South Carolina Department of Archives and History
National Register Properties in South Carolina

Leroy Springs House, Lancaster County Catawba & Gay Sts., Lancaster)
S1081772901101 S1081772901102 S1081772901103 S1081772901104 S1081772901105
Facade Left Oblique Right Oblique Right Elevation Rear Elevation
S1081772901106 S1081772901107      
Interior
Central Hall
Interior
Central Hall

(Lancaster City Hall) The Leroy Springs House is an impressive two-story, frame residence in downtown Lancaster that was converted to municipal use as a city hall in 1957. An original section of the building was constructed around 1820-30. The house was greatly enlarged in the mid-1850s and it took its present appearance in a ca. 1906-07 remodeling. The original owner and builder are not known. The owner during the 1850s renovations was Samuel Buckner Massey. The ca. 1906-07 remodeling, which the buildings integrity derives from, occurred under the ownership of Colonel Leroy Springs, who secured James M. McMichael, an architect from Charlotte, North Carolina, to plan the changes and additions. The fašade features a two-tiered pedimented portico defined by fluted columns with Doric-influenced capitals. The pediment contains a semi-elliptical window with tracery. There is a two-story, flat roof porch addition at the rear. The main interior feature is an entrance stair in a two-story foyer. Leroy Springs played a major role in the industrial development of Lancaster and the surrounding area. The Leroy Springs House represents a significant part of Lancaster’s past, and in this single building, the development of the town is reflected. The house contains structural evidence of a plain house of the early nineteenth century as well as the early twentieth century attempt of a successful industrialist to express his wealth and power through his residence. Many people believe that the town of Lancaster owes its character and economic status largely to Leroy Springs and his vision for the southern textile industry. Listed in the National Register March 20, 1986.

View the complete text of the nomination form for this National Register Property.

Most National Register properties are privately owned and are not open to the public. The privacy of owners should be respected. Not all properties retain the same integrity as when originally documented and listed in the National Register due to changes and modifications over time.
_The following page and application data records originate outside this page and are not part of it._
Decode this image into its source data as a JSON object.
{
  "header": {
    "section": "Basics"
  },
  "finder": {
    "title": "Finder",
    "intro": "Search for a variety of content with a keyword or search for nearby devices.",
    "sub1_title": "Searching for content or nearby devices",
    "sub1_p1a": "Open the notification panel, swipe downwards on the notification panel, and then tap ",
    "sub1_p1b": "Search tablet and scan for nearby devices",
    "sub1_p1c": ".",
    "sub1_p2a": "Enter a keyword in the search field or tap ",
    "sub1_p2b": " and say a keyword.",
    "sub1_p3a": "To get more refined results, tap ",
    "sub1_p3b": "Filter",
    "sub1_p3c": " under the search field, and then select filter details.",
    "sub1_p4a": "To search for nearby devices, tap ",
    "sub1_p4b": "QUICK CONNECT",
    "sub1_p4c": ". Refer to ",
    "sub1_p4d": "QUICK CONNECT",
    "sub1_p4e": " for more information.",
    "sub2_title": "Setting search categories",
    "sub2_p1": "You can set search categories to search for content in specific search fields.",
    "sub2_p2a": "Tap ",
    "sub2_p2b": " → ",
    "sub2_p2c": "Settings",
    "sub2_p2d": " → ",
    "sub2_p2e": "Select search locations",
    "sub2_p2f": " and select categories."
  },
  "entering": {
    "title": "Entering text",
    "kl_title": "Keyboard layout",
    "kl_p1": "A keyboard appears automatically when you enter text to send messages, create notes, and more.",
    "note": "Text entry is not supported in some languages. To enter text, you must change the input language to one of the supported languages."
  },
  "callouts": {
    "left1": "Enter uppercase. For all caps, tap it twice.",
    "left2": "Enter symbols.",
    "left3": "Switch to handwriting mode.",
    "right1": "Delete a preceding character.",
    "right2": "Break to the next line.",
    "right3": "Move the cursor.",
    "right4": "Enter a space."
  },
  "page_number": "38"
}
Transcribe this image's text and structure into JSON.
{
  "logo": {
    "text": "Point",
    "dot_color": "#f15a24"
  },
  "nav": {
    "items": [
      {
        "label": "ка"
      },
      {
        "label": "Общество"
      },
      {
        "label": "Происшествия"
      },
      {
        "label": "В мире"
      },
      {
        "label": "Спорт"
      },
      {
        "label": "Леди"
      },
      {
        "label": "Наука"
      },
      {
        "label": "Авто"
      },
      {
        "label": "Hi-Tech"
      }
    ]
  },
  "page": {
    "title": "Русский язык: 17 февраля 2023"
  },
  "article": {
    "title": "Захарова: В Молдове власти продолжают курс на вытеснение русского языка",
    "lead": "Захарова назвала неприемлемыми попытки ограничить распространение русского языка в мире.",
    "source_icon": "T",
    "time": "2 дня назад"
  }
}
Images and texts on these pages are intended for research or educational use. Please read our statement on use and reproduction for further information on how to obtain a photocopy or how to cite an item.


Images provided by the South Carolina Department of Archives and History.